One thing came to light.

Layout component

In the version 1 there are Layout type components. If you have only one such a component in your application, then it works as a root component of the whole app, all pages are rendered as children of it.

The component is an ideal place to store a central state of the application.

Regretably with the new architecture of the version 2 it does not work. Now Layouts are ordinary components. In v2 they are placed inside Page components not outside them. You can’t store the central app state there, because every time you switch to a new page the Layout component is mounted.

The problem is already noticed and I believe that soon there will be workaround for it.

State container

But till that I needed a new container for the state of my app. I could use react-redux, GatsbyJS works nicely with it. But I decided to look for something new.

After all, I was just playing with the new GatsbyJS, it was a good ocasion to explore the new land even further.

This way I came across Unstated.

Unstated

Unstated is a state container created by @jamiebuilds.

Ken Wheeler said about the library:

“When people say you don’t need Redux most of the time, they actually mean you do need Unstated. It’s like setState on fucking horse steroids”

GatsbyJS and Unstated together

Let’s write some code.

Note. Whenever I use yarn, you can use npm with coresponding commands, if you prefer.

I assume that you already have a Gatsby CLI installed globaly, so you are able to create a GatsbyJS website with the gatsby new command. If not, read this first.

gatsby new gatsby-unstated-example https://github.com/gatsbyjs/gatsby-starter-default.git#v2

Notice the #v2 flag at the end of the repo url. It means we want to install the starter build on the v2 branch of the repo. And that means we will work with the GatsbyJS v2 which, you should remember that, is still in beta.

Move into the newly created folder.

cd gatsby-unstated-example

Install unstated.

yarn add unstated

Container

First we have to build a container for our state. Create a file CounterContainer.js inside the src/state/ folder. With code like below.

import { Container } from "unstated";

class CounterContainer extends Container {
  state = {
    count: 0
  };

  increment() {
    this.setState({ count: this.state.count + 1 });
  }

  decrement() {
    this.setState({ count: this.state.count - 1 });
  }
}

export default CounterContainer;

What is it similar to? It looks like a regular React class component, doesn’t it? But it’s not.

Behind the scenes our Containers are also event emitters that our app can subscribe to for updates. When you call setState it triggers components to re-render, be careful not to mutate this.state directly or your components won’t re-render.

More about that in the documentation.

Provider

To use unstated’s provider in a GatsbyJS site you need to hook into two Gatsby’s extension points.

One is replaceRenderer which runs during Gatsby’s server rendering process.

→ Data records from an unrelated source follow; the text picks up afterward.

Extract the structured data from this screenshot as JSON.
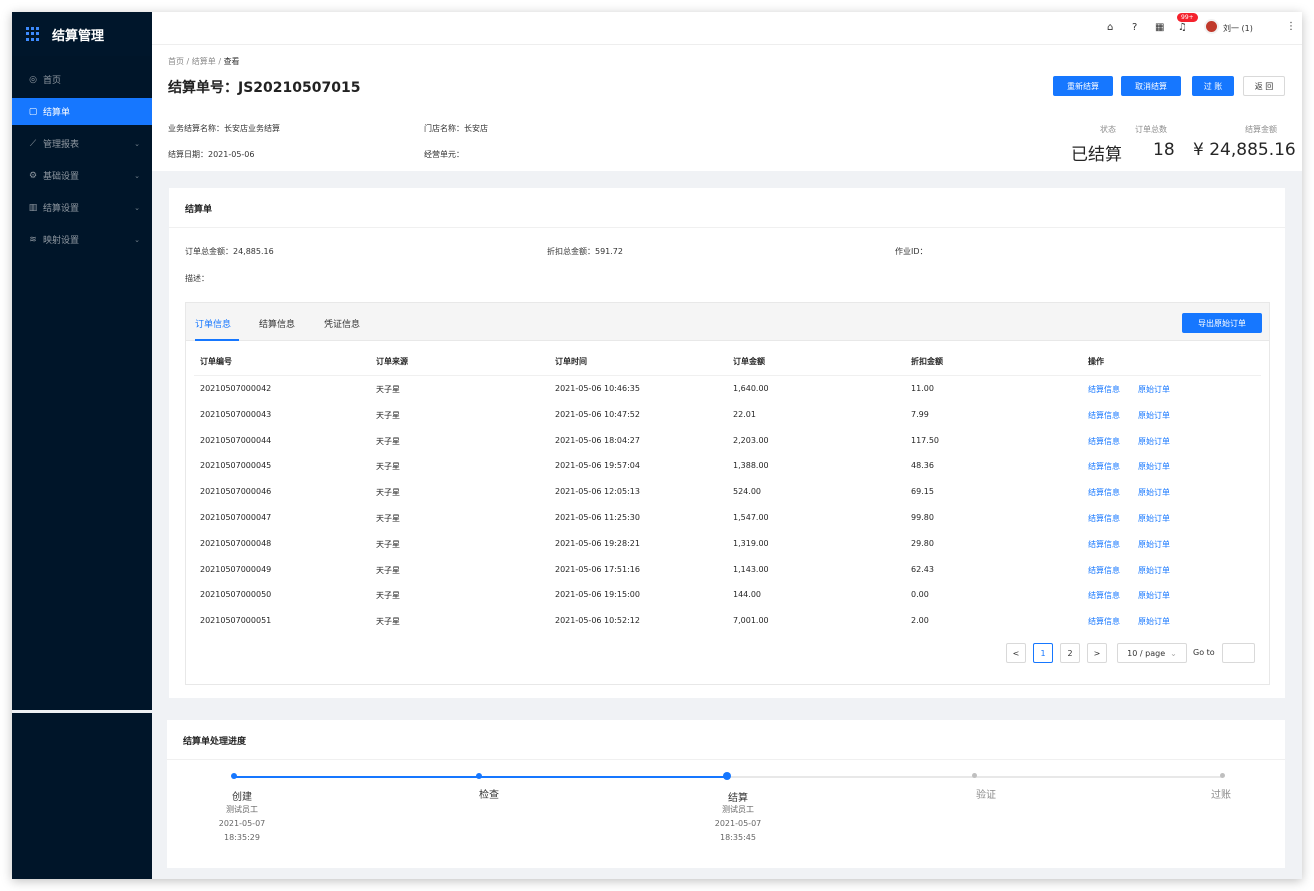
{
  "app": {
    "title": "结算管理"
  },
  "sidebar": {
    "items": [
      {
        "label": "首页",
        "icon": "◎"
      },
      {
        "label": "结算单",
        "icon": "▢"
      },
      {
        "label": "管理报表",
        "icon": "⟋"
      },
      {
        "label": "基础设置",
        "icon": "⚙"
      },
      {
        "label": "结算设置",
        "icon": "▥"
      },
      {
        "label": "映射设置",
        "icon": "≋"
      }
    ]
  },
  "topbar": {
    "badge": "99+",
    "user": "刘一 (1)"
  },
  "breadcrumb": {
    "home": "首页",
    "list": "结算单",
    "current": "查看"
  },
  "header": {
    "title": "结算单号：JS20210507015",
    "business_name": "业务结算名称：长安店业务结算",
    "store_name": "门店名称：长安店",
    "settle_date": "结算日期：2021-05-06",
    "unit": "经营单元："
  },
  "actions": {
    "resettle": "重新结算",
    "cancel": "取消结算",
    "post": "过 账",
    "back": "返 回"
  },
  "stats": {
    "status_label": "状态",
    "status_value": "已结算",
    "count_label": "订单总数",
    "count_value": "18",
    "amount_label": "结算金额",
    "amount_value": "¥ 24,885.16"
  },
  "card": {
    "title": "结算单",
    "order_total": "订单总金额：24,885.16",
    "discount_total": "折扣总金额：591.72",
    "job_id": "作业ID：",
    "desc": "描述："
  },
  "tabs": {
    "t1": "订单信息",
    "t2": "结算信息",
    "t3": "凭证信息",
    "export": "导出原始订单"
  },
  "table": {
    "headers": [
      "订单编号",
      "订单来源",
      "订单时间",
      "订单金额",
      "折扣金额",
      "操作"
    ],
    "action1": "结算信息",
    "action2": "原始订单",
    "rows": [
      [
        "20210507000042",
        "天子星",
        "2021-05-06 10:46:35",
        "1,640.00",
        "11.00"
      ],
      [
        "20210507000043",
        "天子星",
        "2021-05-06 10:47:52",
        "22.01",
        "7.99"
      ],
      [
        "20210507000044",
        "天子星",
        "2021-05-06 18:04:27",
        "2,203.00",
        "117.50"
      ],
      [
        "20210507000045",
        "天子星",
        "2021-05-06 19:57:04",
        "1,388.00",
        "48.36"
      ],
      [
        "20210507000046",
        "天子星",
        "2021-05-06 12:05:13",
        "524.00",
        "69.15"
      ],
      [
        "20210507000047",
        "天子星",
        "2021-05-06 11:25:30",
        "1,547.00",
        "99.80"
      ],
      [
        "20210507000048",
        "天子星",
        "2021-05-06 19:28:21",
        "1,319.00",
        "29.80"
      ],
      [
        "20210507000049",
        "天子星",
        "2021-05-06 17:51:16",
        "1,143.00",
        "62.43"
      ],
      [
        "20210507000050",
        "天子星",
        "2021-05-06 19:15:00",
        "144.00",
        "0.00"
      ],
      [
        "20210507000051",
        "天子星",
        "2021-05-06 10:52:12",
        "7,001.00",
        "2.00"
      ]
    ]
  },
  "pagination": {
    "prev": "<",
    "p1": "1",
    "p2": "2",
    "next": ">",
    "size": "10 / page",
    "goto": "Go to"
  },
  "progress": {
    "title": "结算单处理进度",
    "steps": [
      {
        "name": "创建",
        "person": "测试员工",
        "date": "2021-05-07",
        "time": "18:35:29"
      },
      {
        "name": "检查"
      },
      {
        "name": "结算",
        "person": "测试员工",
        "date": "2021-05-07",
        "time": "18:35:45"
      },
      {
        "name": "验证"
      },
      {
        "name": "过账"
      }
    ]
  },
  "colors": {
    "primary": "#1677ff",
    "sidebar": "#001529",
    "danger": "#f5222d"
  }
}
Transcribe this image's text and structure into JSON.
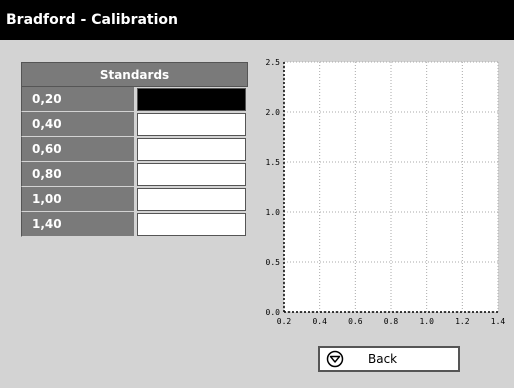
{
  "title": "Bradford - Calibration",
  "standards": {
    "header": "Standards",
    "rows": [
      {
        "label": "0,20",
        "selected": true
      },
      {
        "label": "0,40",
        "selected": false
      },
      {
        "label": "0,60",
        "selected": false
      },
      {
        "label": "0,80",
        "selected": false
      },
      {
        "label": "1,00",
        "selected": false
      },
      {
        "label": "1,40",
        "selected": false
      }
    ]
  },
  "chart_data": {
    "type": "scatter",
    "title": "",
    "xlabel": "",
    "ylabel": "",
    "xlim": [
      0.2,
      1.4
    ],
    "ylim": [
      0.0,
      2.5
    ],
    "x_ticks": [
      "0.2",
      "0.4",
      "0.6",
      "0.8",
      "1.0",
      "1.2",
      "1.4"
    ],
    "y_ticks": [
      "0.0",
      "0.5",
      "1.0",
      "1.5",
      "2.0",
      "2.5"
    ],
    "grid": true,
    "series": []
  },
  "back_button": {
    "label": "Back",
    "icon": "circle-down-arrow-icon"
  }
}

Edit gatsby-ssr.js.

import React from "react";
import { Provider } from "unstated";
import { renderToString } from "react-dom/server";

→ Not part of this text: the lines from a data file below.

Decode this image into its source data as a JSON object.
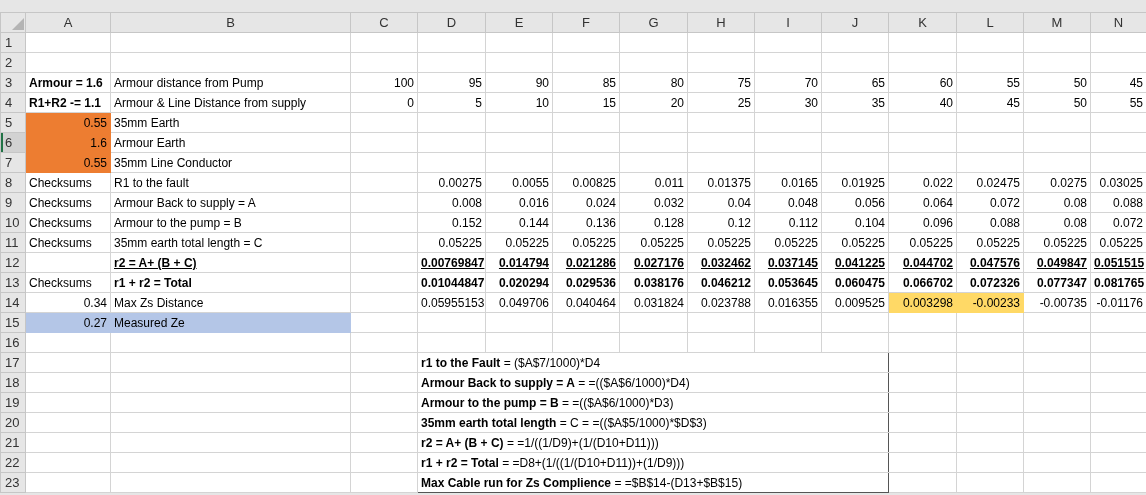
{
  "columns": [
    "A",
    "B",
    "C",
    "D",
    "E",
    "F",
    "G",
    "H",
    "I",
    "J",
    "K",
    "L",
    "M",
    "N"
  ],
  "rows": [
    {
      "number": "1",
      "selected": false,
      "cells": [
        null,
        null,
        null,
        null,
        null,
        null,
        null,
        null,
        null,
        null,
        null,
        null,
        null,
        null
      ]
    },
    {
      "number": "2",
      "selected": false,
      "cells": [
        null,
        null,
        null,
        null,
        null,
        null,
        null,
        null,
        null,
        null,
        null,
        null,
        null,
        null
      ]
    },
    {
      "number": "3",
      "selected": false,
      "cells": [
        {
          "text": "Armour = 1.6",
          "kind": "label-bold"
        },
        {
          "text": "Armour distance from Pump",
          "kind": "label"
        },
        {
          "text": "100",
          "kind": "number"
        },
        {
          "text": "95",
          "kind": "number"
        },
        {
          "text": "90",
          "kind": "number"
        },
        {
          "text": "85",
          "kind": "number"
        },
        {
          "text": "80",
          "kind": "number"
        },
        {
          "text": "75",
          "kind": "number"
        },
        {
          "text": "70",
          "kind": "number"
        },
        {
          "text": "65",
          "kind": "number"
        },
        {
          "text": "60",
          "kind": "number"
        },
        {
          "text": "55",
          "kind": "number"
        },
        {
          "text": "50",
          "kind": "number"
        },
        {
          "text": "45",
          "kind": "number"
        }
      ]
    },
    {
      "number": "4",
      "selected": false,
      "cells": [
        {
          "text": "R1+R2 -= 1.1",
          "kind": "label-bold"
        },
        {
          "text": "Armour & Line Distance from supply",
          "kind": "label"
        },
        {
          "text": "0",
          "kind": "number"
        },
        {
          "text": "5",
          "kind": "number"
        },
        {
          "text": "10",
          "kind": "number"
        },
        {
          "text": "15",
          "kind": "number"
        },
        {
          "text": "20",
          "kind": "number"
        },
        {
          "text": "25",
          "kind": "number"
        },
        {
          "text": "30",
          "kind": "number"
        },
        {
          "text": "35",
          "kind": "number"
        },
        {
          "text": "40",
          "kind": "number"
        },
        {
          "text": "45",
          "kind": "number"
        },
        {
          "text": "50",
          "kind": "number"
        },
        {
          "text": "55",
          "kind": "number"
        }
      ]
    },
    {
      "number": "5",
      "selected": false,
      "cells": [
        {
          "text": "0.55",
          "kind": "number",
          "color": "#ed7d31"
        },
        {
          "text": "35mm Earth",
          "kind": "label"
        },
        null,
        null,
        null,
        null,
        null,
        null,
        null,
        null,
        null,
        null,
        null,
        null
      ]
    },
    {
      "number": "6",
      "selected": true,
      "cells": [
        {
          "text": "1.6",
          "kind": "number",
          "color": "#ed7d31"
        },
        {
          "text": "Armour Earth",
          "kind": "label"
        },
        null,
        null,
        null,
        null,
        null,
        null,
        null,
        null,
        null,
        null,
        null,
        null
      ]
    },
    {
      "number": "7",
      "selected": false,
      "cells": [
        {
          "text": "0.55",
          "kind": "number",
          "color": "#ed7d31"
        },
        {
          "text": "35mm Line Conductor",
          "kind": "label"
        },
        null,
        null,
        null,
        null,
        null,
        null,
        null,
        null,
        null,
        null,
        null,
        null
      ]
    },
    {
      "number": "8",
      "selected": false,
      "cells": [
        {
          "text": "Checksums",
          "kind": "label"
        },
        {
          "text": "R1 to the fault",
          "kind": "label"
        },
        null,
        {
          "text": "0.00275",
          "kind": "number"
        },
        {
          "text": "0.0055",
          "kind": "number"
        },
        {
          "text": "0.00825",
          "kind": "number"
        },
        {
          "text": "0.011",
          "kind": "number"
        },
        {
          "text": "0.01375",
          "kind": "number"
        },
        {
          "text": "0.0165",
          "kind": "number"
        },
        {
          "text": "0.01925",
          "kind": "number"
        },
        {
          "text": "0.022",
          "kind": "number"
        },
        {
          "text": "0.02475",
          "kind": "number"
        },
        {
          "text": "0.0275",
          "kind": "number"
        },
        {
          "text": "0.03025",
          "kind": "number"
        }
      ]
    },
    {
      "number": "9",
      "selected": false,
      "cells": [
        {
          "text": "Checksums",
          "kind": "label"
        },
        {
          "text": "Armour Back to supply = A",
          "kind": "label"
        },
        null,
        {
          "text": "0.008",
          "kind": "number"
        },
        {
          "text": "0.016",
          "kind": "number"
        },
        {
          "text": "0.024",
          "kind": "number"
        },
        {
          "text": "0.032",
          "kind": "number"
        },
        {
          "text": "0.04",
          "kind": "number"
        },
        {
          "text": "0.048",
          "kind": "number"
        },
        {
          "text": "0.056",
          "kind": "number"
        },
        {
          "text": "0.064",
          "kind": "number"
        },
        {
          "text": "0.072",
          "kind": "number"
        },
        {
          "text": "0.08",
          "kind": "number"
        },
        {
          "text": "0.088",
          "kind": "number"
        }
      ]
    },
    {
      "number": "10",
      "selected": false,
      "cells": [
        {
          "text": "Checksums",
          "kind": "label"
        },
        {
          "text": "Armour to the pump = B",
          "kind": "label"
        },
        null,
        {
          "text": "0.152",
          "kind": "number"
        },
        {
          "text": "0.144",
          "kind": "number"
        },
        {
          "text": "0.136",
          "kind": "number"
        },
        {
          "text": "0.128",
          "kind": "number"
        },
        {
          "text": "0.12",
          "kind": "number"
        },
        {
          "text": "0.112",
          "kind": "number"
        },
        {
          "text": "0.104",
          "kind": "number"
        },
        {
          "text": "0.096",
          "kind": "number"
        },
        {
          "text": "0.088",
          "kind": "number"
        },
        {
          "text": "0.08",
          "kind": "number"
        },
        {
          "text": "0.072",
          "kind": "number"
        }
      ]
    },
    {
      "number": "11",
      "selected": false,
      "cells": [
        {
          "text": "Checksums",
          "kind": "label"
        },
        {
          "text": "35mm earth total length = C",
          "kind": "label"
        },
        null,
        {
          "text": "0.05225",
          "kind": "number"
        },
        {
          "text": "0.05225",
          "kind": "number"
        },
        {
          "text": "0.05225",
          "kind": "number"
        },
        {
          "text": "0.05225",
          "kind": "number"
        },
        {
          "text": "0.05225",
          "kind": "number"
        },
        {
          "text": "0.05225",
          "kind": "number"
        },
        {
          "text": "0.05225",
          "kind": "number"
        },
        {
          "text": "0.05225",
          "kind": "number"
        },
        {
          "text": "0.05225",
          "kind": "number"
        },
        {
          "text": "0.05225",
          "kind": "number"
        },
        {
          "text": "0.05225",
          "kind": "number"
        }
      ]
    },
    {
      "number": "12",
      "selected": false,
      "cells": [
        null,
        {
          "text": "r2 = A+ (B + C)",
          "kind": "label-bold-underline"
        },
        null,
        {
          "text": "0.00769847",
          "kind": "number-bold-underline"
        },
        {
          "text": "0.014794",
          "kind": "number-bold-underline"
        },
        {
          "text": "0.021286",
          "kind": "number-bold-underline"
        },
        {
          "text": "0.027176",
          "kind": "number-bold-underline"
        },
        {
          "text": "0.032462",
          "kind": "number-bold-underline"
        },
        {
          "text": "0.037145",
          "kind": "number-bold-underline"
        },
        {
          "text": "0.041225",
          "kind": "number-bold-underline"
        },
        {
          "text": "0.044702",
          "kind": "number-bold-underline"
        },
        {
          "text": "0.047576",
          "kind": "number-bold-underline"
        },
        {
          "text": "0.049847",
          "kind": "number-bold-underline"
        },
        {
          "text": "0.051515",
          "kind": "number-bold-underline"
        }
      ]
    },
    {
      "number": "13",
      "selected": false,
      "cells": [
        {
          "text": "Checksums",
          "kind": "label"
        },
        {
          "text": "r1 + r2 = Total",
          "kind": "label-bold"
        },
        null,
        {
          "text": "0.01044847",
          "kind": "number-bold"
        },
        {
          "text": "0.020294",
          "kind": "number-bold"
        },
        {
          "text": "0.029536",
          "kind": "number-bold"
        },
        {
          "text": "0.038176",
          "kind": "number-bold"
        },
        {
          "text": "0.046212",
          "kind": "number-bold"
        },
        {
          "text": "0.053645",
          "kind": "number-bold"
        },
        {
          "text": "0.060475",
          "kind": "number-bold"
        },
        {
          "text": "0.066702",
          "kind": "number-bold"
        },
        {
          "text": "0.072326",
          "kind": "number-bold"
        },
        {
          "text": "0.077347",
          "kind": "number-bold"
        },
        {
          "text": "0.081765",
          "kind": "number-bold"
        }
      ]
    },
    {
      "number": "14",
      "selected": false,
      "cells": [
        {
          "text": "0.34",
          "kind": "number"
        },
        {
          "text": "Max Zs Distance",
          "kind": "label"
        },
        null,
        {
          "text": "0.05955153",
          "kind": "number"
        },
        {
          "text": "0.049706",
          "kind": "number"
        },
        {
          "text": "0.040464",
          "kind": "number"
        },
        {
          "text": "0.031824",
          "kind": "number"
        },
        {
          "text": "0.023788",
          "kind": "number"
        },
        {
          "text": "0.016355",
          "kind": "number"
        },
        {
          "text": "0.009525",
          "kind": "number"
        },
        {
          "text": "0.003298",
          "kind": "number",
          "color": "#ffd966"
        },
        {
          "text": "-0.00233",
          "kind": "number",
          "color": "#ffd966"
        },
        {
          "text": "-0.00735",
          "kind": "number"
        },
        {
          "text": "-0.01176",
          "kind": "number"
        }
      ]
    },
    {
      "number": "15",
      "selected": false,
      "cells": [
        {
          "text": "0.27",
          "kind": "number",
          "color": "#b4c6e7"
        },
        {
          "text": "Measured Ze",
          "kind": "label",
          "color": "#b4c6e7"
        },
        null,
        null,
        null,
        null,
        null,
        null,
        null,
        null,
        null,
        null,
        null,
        null
      ]
    },
    {
      "number": "16",
      "selected": false,
      "cells": [
        null,
        null,
        null,
        null,
        null,
        null,
        null,
        null,
        null,
        null,
        null,
        null,
        null,
        null
      ]
    },
    {
      "number": "17",
      "selected": false,
      "cells": [
        null,
        null,
        null,
        {
          "text": "**r1 to the Fault** = ($A$7/1000)*D4",
          "kind": "note"
        },
        null,
        null,
        null,
        null
      ]
    },
    {
      "number": "18",
      "selected": false,
      "cells": [
        null,
        null,
        null,
        {
          "text": "**Armour Back to supply = A** = =(($A$6/1000)*D4)",
          "kind": "note"
        },
        null,
        null,
        null,
        null
      ]
    },
    {
      "number": "19",
      "selected": false,
      "cells": [
        null,
        null,
        null,
        {
          "text": "**Armour to the pump = B** = =(($A$6/1000)*D3)",
          "kind": "note"
        },
        null,
        null,
        null,
        null
      ]
    },
    {
      "number": "20",
      "selected": false,
      "cells": [
        null,
        null,
        null,
        {
          "text": "**35mm earth total length** = C = =(($A$5/1000)*$D$3)",
          "kind": "note"
        },
        null,
        null,
        null,
        null
      ]
    },
    {
      "number": "21",
      "selected": false,
      "cells": [
        null,
        null,
        null,
        {
          "text": "**r2 = A+ (B + C)** = =1/((1/D9)+(1/(D10+D11)))",
          "kind": "note"
        },
        null,
        null,
        null,
        null
      ]
    },
    {
      "number": "22",
      "selected": false,
      "cells": [
        null,
        null,
        null,
        {
          "text": "**r1 + r2 = Total** = =D8+(1/((1/(D10+D11))+(1/D9)))",
          "kind": "note"
        },
        null,
        null,
        null,
        null
      ]
    },
    {
      "number": "23",
      "selected": false,
      "cells": [
        null,
        null,
        null,
        {
          "text": "**Max Cable run for Zs Complience** = =$B$14-(D13+$B$15)",
          "kind": "note"
        },
        null,
        null,
        null,
        null
      ]
    }
  ]
}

export const replaceRenderer = ({ bodyComponent, replaceBodyHTMLString }) => {
  const ConnectedBody = () => <Provider>{bodyComponent}</Provider>;
  replaceBodyHTMLString(renderToString(<ConnectedBody />));
};

The second one is replaceRouterComponent which is a part of Gatsby’s browser APIs. Edit gatsby-browser.js.

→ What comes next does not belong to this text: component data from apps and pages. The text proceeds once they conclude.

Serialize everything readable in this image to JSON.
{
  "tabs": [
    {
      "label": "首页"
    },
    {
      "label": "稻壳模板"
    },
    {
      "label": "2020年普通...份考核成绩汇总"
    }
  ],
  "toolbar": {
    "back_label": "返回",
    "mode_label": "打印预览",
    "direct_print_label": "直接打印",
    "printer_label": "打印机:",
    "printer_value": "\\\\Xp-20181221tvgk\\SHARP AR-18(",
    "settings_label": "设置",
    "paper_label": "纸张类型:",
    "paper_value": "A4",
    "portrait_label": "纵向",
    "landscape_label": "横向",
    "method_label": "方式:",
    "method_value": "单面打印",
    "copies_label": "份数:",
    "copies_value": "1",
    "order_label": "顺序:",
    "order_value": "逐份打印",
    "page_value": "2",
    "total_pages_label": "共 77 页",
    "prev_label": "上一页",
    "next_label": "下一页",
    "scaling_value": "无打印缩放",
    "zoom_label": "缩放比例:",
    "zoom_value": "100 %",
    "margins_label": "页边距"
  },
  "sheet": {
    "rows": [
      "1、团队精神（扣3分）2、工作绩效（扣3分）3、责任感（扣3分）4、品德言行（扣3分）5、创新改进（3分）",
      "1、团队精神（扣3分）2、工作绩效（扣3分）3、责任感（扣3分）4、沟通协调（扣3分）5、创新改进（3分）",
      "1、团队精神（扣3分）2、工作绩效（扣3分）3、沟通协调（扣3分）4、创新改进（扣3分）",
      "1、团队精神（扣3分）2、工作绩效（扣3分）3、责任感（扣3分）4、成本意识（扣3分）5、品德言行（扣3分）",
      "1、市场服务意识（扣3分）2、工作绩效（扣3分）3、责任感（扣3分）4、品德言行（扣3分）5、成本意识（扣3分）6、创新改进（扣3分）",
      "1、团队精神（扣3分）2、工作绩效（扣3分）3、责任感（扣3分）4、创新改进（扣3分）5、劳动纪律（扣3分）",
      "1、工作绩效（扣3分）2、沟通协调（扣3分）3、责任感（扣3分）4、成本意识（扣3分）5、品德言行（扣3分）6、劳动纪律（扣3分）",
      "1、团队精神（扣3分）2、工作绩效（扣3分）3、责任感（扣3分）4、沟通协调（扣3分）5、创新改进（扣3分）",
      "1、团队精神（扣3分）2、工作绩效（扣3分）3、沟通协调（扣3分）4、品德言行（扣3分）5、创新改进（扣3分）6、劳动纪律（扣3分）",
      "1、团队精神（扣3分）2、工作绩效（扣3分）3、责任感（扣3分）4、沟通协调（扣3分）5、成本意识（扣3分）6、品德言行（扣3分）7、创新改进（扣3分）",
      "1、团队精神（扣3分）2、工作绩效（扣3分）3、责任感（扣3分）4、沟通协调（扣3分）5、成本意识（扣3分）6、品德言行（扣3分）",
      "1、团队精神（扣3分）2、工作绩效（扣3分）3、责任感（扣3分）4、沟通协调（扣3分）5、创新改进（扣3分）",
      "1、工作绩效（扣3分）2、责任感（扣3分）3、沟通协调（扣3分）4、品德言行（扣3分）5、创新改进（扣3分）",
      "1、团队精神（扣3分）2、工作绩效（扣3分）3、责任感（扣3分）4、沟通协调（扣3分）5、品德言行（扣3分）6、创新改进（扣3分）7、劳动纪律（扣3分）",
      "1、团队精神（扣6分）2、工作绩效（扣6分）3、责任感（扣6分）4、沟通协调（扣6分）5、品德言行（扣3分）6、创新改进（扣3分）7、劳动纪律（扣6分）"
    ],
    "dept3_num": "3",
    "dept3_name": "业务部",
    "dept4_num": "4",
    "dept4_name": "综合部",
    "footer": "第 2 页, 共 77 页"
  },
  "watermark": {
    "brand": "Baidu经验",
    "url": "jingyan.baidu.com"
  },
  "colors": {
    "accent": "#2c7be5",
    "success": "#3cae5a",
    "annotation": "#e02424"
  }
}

import React from "react";
import { Router } from "react-router-dom";
import { Provider } from "unstated";

export const replaceRouterComponent = ({ history }) => {
  const ConnectedRouterWrapper = ({ children }) => (
    <Provider>
      <Router history={history}>{children}</Router>
    </Provider>
  );

  return ConnectedRouterWrapper;
};

Subscribe

The last step is to subscribe to the state.

Open src/components/layout.js file and add two import statements to it.

import { Subscribe } from "unstated";
import CounterContainer from "../state/CounterContainer";

And a little interface to manage and observe the current value of the state.

<Subscribe to={[CounterContainer]}>
  {counter => (
    <div>
      <button onClick={() => counter.decrement()}>-</button>
      <span> Count: {counter.state.count}</span>
      <button onClick={() => counter.increment()}>+</button>
    </div>
  )}
</Subscribe>

You should see something like this.

gatsby-unstated-state-container

The value of Count: should stay unchanged when you switch between pages.

That’s it. You have now a GatsbyJS app with a central state managed by Unstated.